In the Dominican Republic, CAEP support focuses on developing public-private partnerships for the achievement of NDC goals. To this end, the World Bank is providing technical assistance to engage key private sector stakeholders like ECORED, a leading business association that promotes social responsibility and sustainable development practices. By providing a coordination platform for government officials and business representatives, ECORED helps Dominican firms exchange views on policy commitments, regulations, data, and effective practices, among others.  


Private sector engagements can also take place beyond coordination platforms. Through CAEP, UN Environment is exploring the role that gas stations can play in the future of electric mobility in Honduras. To this end, a prefeasibility study and an NDC roadmap will be developed in consultation with business representatives and other relevant stakeholders. With a view to transforming current gas stations into low to zero-carbon energy service centers, UN Environment will take into consideration the concept of just transition in promoting electric mobility.  


Swift and timely action is imperative to implement NDCs worldwide. In LAC, economic losses caused by climate change are estimated to reach between 1.4 and 4.3 percent of annual GDP by the end of the century. NDCs can create a policy context to steer private climate investment and transformative action. In light of the COVID-19 pandemic, private firms’ adaptative nature can help governments craft more inclusive and sustainable recovery plansa clear untapped potential.

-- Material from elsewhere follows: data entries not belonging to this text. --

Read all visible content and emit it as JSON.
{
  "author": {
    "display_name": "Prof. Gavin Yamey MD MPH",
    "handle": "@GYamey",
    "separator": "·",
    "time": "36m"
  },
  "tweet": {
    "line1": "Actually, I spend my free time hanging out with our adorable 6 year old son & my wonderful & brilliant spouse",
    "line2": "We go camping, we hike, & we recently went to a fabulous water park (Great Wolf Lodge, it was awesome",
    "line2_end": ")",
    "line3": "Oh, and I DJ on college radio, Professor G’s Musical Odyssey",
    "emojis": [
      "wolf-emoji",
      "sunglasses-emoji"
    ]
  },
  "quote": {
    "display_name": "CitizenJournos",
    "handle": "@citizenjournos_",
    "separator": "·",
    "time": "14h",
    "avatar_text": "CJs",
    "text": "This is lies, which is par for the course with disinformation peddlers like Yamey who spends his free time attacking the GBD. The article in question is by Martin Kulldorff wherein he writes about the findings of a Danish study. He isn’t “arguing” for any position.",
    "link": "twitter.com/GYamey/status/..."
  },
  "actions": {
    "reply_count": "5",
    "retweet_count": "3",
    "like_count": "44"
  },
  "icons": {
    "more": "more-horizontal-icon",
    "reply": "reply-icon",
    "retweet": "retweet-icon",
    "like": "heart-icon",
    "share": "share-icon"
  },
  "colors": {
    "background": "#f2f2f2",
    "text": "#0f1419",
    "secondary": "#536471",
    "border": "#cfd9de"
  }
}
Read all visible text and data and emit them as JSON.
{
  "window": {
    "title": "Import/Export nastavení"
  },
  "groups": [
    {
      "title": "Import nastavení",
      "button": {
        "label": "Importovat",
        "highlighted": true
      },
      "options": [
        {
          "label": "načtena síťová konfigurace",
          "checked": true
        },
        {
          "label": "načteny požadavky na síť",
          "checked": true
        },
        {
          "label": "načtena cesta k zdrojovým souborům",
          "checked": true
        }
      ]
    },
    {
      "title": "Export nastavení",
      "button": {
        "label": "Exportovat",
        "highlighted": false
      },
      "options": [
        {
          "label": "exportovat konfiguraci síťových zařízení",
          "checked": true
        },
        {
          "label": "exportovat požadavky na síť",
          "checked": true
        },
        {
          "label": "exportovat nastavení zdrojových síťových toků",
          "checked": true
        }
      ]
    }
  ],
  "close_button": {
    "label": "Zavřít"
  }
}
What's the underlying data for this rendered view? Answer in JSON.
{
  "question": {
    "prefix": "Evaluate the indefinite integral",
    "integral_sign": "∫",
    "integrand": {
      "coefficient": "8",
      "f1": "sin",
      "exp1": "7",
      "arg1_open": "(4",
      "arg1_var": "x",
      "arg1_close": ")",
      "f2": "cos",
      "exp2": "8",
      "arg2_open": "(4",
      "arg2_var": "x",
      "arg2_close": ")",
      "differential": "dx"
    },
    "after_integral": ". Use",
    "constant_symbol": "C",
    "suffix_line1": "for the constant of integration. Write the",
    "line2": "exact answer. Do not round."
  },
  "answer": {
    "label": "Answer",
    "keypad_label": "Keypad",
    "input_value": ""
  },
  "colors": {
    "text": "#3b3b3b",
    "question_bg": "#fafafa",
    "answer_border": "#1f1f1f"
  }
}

By integrating this stakeholder group and promoting new climate-resilient products, services, and business models, LAC countries can safeguard their own futures while diversifying policy intervention portfolios and transforming entire economic systems.  


This blog was written by Nicolas Cisneros, Felipe Gómez-Villota, and Jesus Alvarado with inputs from Estefanía Ardila.